    Our community strives to offer compassion, companionship, healing, and joy to all its members. Our pastoral care coordinators can help you find the listening ear or helping hands that you may need in difficult times.

    • For pastoral care in English, please contact our lay Pastoral Associate Coordinator, Rev. Donna Lenahan: (home) 408-354-9024; (cell) 408-204-6565; e-mail: djlenahan@aol.com.
    • For pastoral care in Spanish, please contact our Spanish-Speaking Ministries Coordinator, Roberto Padilla: (cell) 408-841-1011; e-mail: paor69@yahoo.com.

    Contacting the Ministers

    Rev. Nancy Palmer Jones and Sonya Sukalski (for Rev. Geoff Rimositis, on sabbatical) feel honored to serve this congregation, and we cherish your trust! Here is how reach us:


    Cuidado Pastoral

    Nuestra comunidad se esfuerza en ofrecer la compasión,el compañerismo curativo, y la alegría a todos susmiembros. Nuestros coordinadores en cuidado pastoral pueden ayudarle a encontrar un oído que escucha, o lasmanos que ayudan cuando ustedes lo pudieran necesitaren épocas difíciles. Para el cuidado pastoral en inglés, por favor, comuníquese con nuestro Coordinador Asociado Laico en Cuidado Pastoral, la Rev. Donna Lenahan: (casa) 408-354-9024; (celular) 408-204-6565; e-mail: djlenahan@aol.com. Para el cuidado pastoral en español, por favor comuníquese con nuestro Coordinador de los Ministeriosen Español, Roberto Padilla: (cell) 408-841-1011; e-mail: paor69@yahoo.com.

    Contactando a los Ministros

    La Rev. Nancy Palmer Jones y Sonya Sulkalski (para El Rev. Geoff Rimositis, sabático) se sienten honrados por servir a esta congregación, y nosotros apreciamos su confianza! Aquí nosotros estamos a su alcance:

    Officers

    President
    Bob Miess, bob@creating-context.com

    Vice President (Planning/Personnel)
    Joyce Miller,
    j408miller@sbcglobal.net

    Vice President (Programs)
    Julia Rodriguez,
    quixoposto@ix.netcom.com

    Secretary
    Bob Redfern, rredfern@charter.net

    Treasurer
    David Tucker, cheverly@earthlink.net

    Financial Officer
    Christopher Frey, cjfrey@alum.berkeley.edu

    Directors

    Debra Fenzel-Alexander, sdsalex@comcast.net

    Mary Mary Feldman, mm@feldmo.com

    Marla Scharf, marla.scharf@gmail.com

    Diana Wirt, diwirt@sbcglobal.net  

    Church Staff

    Senior Minister, Ext. 23
     The Rev. Nancy Palmer Jones, revnpj@yahoo.com

    Assoc.
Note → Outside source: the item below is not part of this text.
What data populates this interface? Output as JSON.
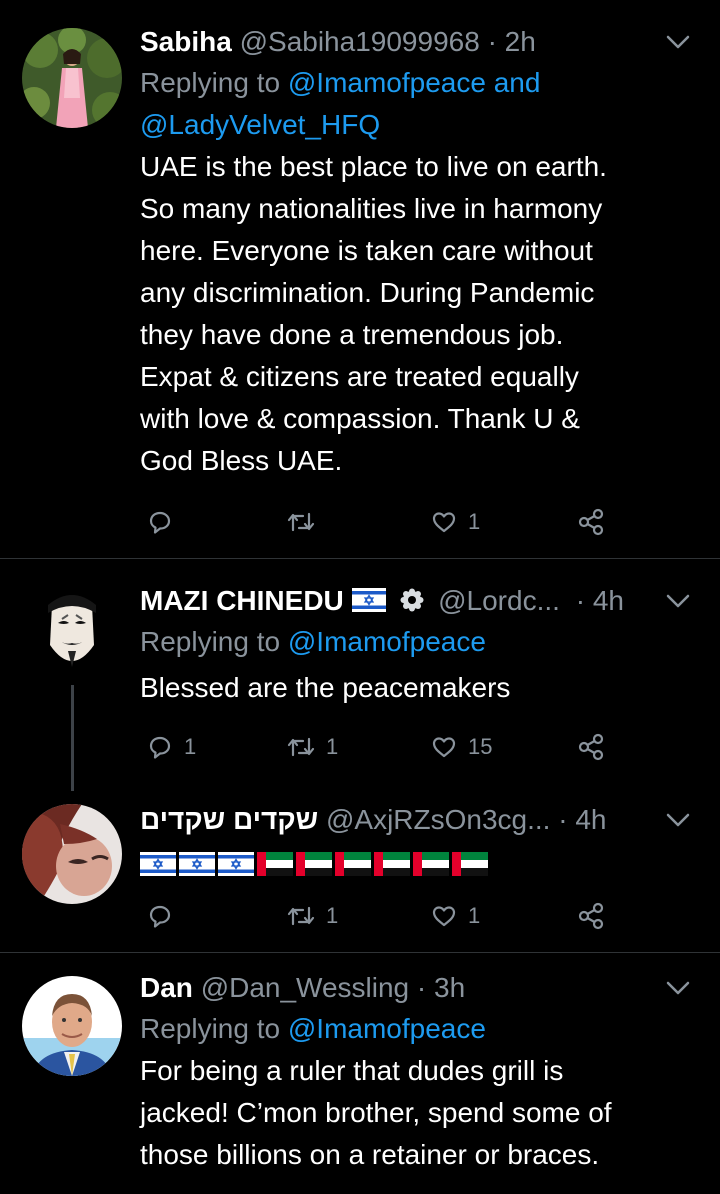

Minister For Religious Education, Ext. 25
     The Rev. Geoff Rimositis , Grimositis@Sanjoseuu.org

    Office Administrator, Ext. 10
     Iris Gonzalez, fucsj@sanjoseuu.org

    Coordinator of Spanish Speaking Ministries, Ext. 24
     Roberto Padilla

    Social Justice Coordinator, Ext. 27
     Carol Stephenson, socialjustice@sanjoseuu.org

    Bookkeeper / Pam Garcia

    Sexton / Edgar Cruz

    R.E. Assistant / Alecia Baker

    Nursery Teacher / Stacey Vinyard

    Church Office
    Phone
    : (408) 292-3858
    Fax: (408) 292-4744
    E-mail             fucsj@sanjoseuu.org
    URL                http://www.sanjoseuu.org

    Thank you to our volunteers!
    Our Church Circular is published on the first and third Wednesdays of each month. Circulation is about 500.

    NEWSLETTER Editors
    Sherry Howd
    , 257-6844, s_howd@msn.com
    Sherry will edit the Feb. 20 and March 19 issues.

    Catherine Leeson Pelizzari, 945-9848, caleeson@aol.com
    Catherine will edit the March 5 and April 2 issues.

    Translator: Roberto Padilla

    Layout: Henry Ruddle 408-234-3670 henry_L@ruddle.com (www.ruddle.com)

    Stapling and Addressing: Genie Bernardini, Carole and Bob Roszkowski, and Gretchen Leavitt.

     Thanks for all the work you do and care you put into the newsletter.

    **Assembly starts at 4:30 pm - your help is very much welcome!**

    Mailing: Libby Codd

    Want to Receive the Newsletter?

    To receive the newsletter on paper, fill out the form at this link:

    http://sanjoseuu.org/form/index.php?sid=2
    or call (408) 292-3858, ext. 31.

    To receive the newsletter via email, emessage steve.carr@earthlink.net

    Next issue deadline: 3:00 pm, Wednesday, February 27, 2008

    Next issue assembly: Tuesday, March 4, 2008

    Next issue mailing: Wednesday, March 5, 2008